“While I was going through my Gethsemane, Henry was going through his. But at times, it seemed as though we were traveling different roads. Often, suffering creates special ties between husbands and wives, and I am sure that Danny’s did for us, though not in the way one might suppose. Henry had grown up without a mother and estranged from his father; he found it difficult to bare his heart to anyone, even to his wife.
In the darkest moments of his life, he sometimes seemed imprisoned in a shell of silence. We usually went to the Word, prayed, and agonized separately. Often the first inkling I had of what was going through Henry’s mind came when I typed his sermon notes. The inner turmoil, which he found so difficult to share with any individual, he somehow found the freedom to speak of when he stood in the pulpit (30-31).”
“Here was a man, as it were, standing on the verge of the grave yet making plans and dreaming dreams, devising schemes for a future that he would never see. It was irrational, a kind of a madness. One afternoon, while Henry dozed, I strolled up and down the hospital corridors, passing ward after ward of patients, all terminally ill, and Henry was among them. Yes, there was my husband. He too was numbered among the living dead. I began to weep. Tears kept flowing (52).”
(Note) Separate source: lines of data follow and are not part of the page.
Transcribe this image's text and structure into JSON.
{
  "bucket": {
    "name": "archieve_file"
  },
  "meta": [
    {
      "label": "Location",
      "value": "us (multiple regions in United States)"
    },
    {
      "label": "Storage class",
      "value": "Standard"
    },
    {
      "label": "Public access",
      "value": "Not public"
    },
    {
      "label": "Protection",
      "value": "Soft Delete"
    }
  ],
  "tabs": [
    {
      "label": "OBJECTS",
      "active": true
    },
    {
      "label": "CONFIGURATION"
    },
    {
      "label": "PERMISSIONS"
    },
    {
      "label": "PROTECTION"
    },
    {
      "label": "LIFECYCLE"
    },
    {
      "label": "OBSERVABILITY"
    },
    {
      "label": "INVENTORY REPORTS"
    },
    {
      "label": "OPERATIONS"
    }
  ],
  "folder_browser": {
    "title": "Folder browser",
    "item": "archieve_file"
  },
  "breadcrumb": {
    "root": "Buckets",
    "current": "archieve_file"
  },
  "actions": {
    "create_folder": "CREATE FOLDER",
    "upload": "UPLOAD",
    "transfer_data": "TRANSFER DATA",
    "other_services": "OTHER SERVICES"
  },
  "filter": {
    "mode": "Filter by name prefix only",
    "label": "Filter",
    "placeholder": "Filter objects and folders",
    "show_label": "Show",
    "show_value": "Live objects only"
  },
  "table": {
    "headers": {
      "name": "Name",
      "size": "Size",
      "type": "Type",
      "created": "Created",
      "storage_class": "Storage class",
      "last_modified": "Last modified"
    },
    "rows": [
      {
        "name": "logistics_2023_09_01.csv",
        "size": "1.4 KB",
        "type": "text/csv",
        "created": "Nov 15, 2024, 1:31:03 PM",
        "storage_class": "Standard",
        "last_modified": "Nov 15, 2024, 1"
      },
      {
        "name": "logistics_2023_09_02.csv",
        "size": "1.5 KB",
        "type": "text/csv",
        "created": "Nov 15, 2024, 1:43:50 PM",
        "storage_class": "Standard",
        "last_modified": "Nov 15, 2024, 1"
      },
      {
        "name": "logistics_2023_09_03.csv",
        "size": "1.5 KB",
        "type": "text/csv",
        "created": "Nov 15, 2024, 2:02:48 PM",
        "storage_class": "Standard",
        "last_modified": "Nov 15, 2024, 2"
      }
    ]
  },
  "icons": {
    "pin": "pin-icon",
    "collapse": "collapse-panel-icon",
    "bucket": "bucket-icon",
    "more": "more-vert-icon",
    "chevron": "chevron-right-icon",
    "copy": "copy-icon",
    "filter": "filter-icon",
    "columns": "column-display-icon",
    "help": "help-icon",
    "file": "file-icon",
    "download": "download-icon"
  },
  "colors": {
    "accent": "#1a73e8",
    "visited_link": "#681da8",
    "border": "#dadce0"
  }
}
“During this time, God helped me find acceptance in another problem area—singleness. With Henry gone, I had joined that swelling segment of society that we have branded “singles.” We lump together in this category those who seem to be life’s misfits—individuals who have never landed a mate, those whose marriages have come apart, as well as widows and widowers who have been “reduced” to single status by the intervention of premature and untimely death of spouses. The penalty for being single meant exclusion from family-oriented events, a dearth of adult companionship, and long, lonely evenings made even lonelier for want of intimate conversation with a mate (68).”